■ EXERCISE INSTRUCTIONS: Each line in the entries below that holds the word "photo" belongs in the answer.

━━━━━ RECORDS FOR THIS TASK

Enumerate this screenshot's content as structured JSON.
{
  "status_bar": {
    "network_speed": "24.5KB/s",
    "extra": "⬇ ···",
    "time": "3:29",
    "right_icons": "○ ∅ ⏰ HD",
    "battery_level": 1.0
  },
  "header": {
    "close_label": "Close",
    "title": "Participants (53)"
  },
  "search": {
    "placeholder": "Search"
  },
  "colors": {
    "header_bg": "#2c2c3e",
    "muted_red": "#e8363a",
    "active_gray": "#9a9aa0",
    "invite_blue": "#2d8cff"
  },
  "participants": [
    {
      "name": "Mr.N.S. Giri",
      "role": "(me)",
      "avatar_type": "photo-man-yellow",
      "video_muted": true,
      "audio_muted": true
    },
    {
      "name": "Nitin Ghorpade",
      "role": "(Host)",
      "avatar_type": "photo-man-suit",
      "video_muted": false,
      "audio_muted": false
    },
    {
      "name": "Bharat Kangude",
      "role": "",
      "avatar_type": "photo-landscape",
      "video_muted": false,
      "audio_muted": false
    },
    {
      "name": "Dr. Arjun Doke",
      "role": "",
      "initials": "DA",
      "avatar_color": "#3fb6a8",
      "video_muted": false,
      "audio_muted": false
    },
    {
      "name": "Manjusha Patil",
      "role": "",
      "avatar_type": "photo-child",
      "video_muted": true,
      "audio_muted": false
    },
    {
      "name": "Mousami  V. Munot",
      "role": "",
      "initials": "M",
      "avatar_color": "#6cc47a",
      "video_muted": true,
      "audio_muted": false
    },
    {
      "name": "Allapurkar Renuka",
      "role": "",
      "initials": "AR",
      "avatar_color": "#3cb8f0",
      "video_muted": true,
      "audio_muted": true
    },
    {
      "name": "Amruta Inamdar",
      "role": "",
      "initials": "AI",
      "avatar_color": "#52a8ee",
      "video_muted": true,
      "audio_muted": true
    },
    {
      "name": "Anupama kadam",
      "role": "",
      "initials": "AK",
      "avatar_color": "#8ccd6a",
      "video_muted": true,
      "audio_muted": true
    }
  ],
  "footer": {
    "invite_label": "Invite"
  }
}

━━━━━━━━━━

■ EXERCISE SOLUTION:
      "avatar_type": "photo-man-yellow",
      "avatar_type": "photo-man-suit",
      "avatar_type": "photo-landscape",
      "avatar_type": "photo-child",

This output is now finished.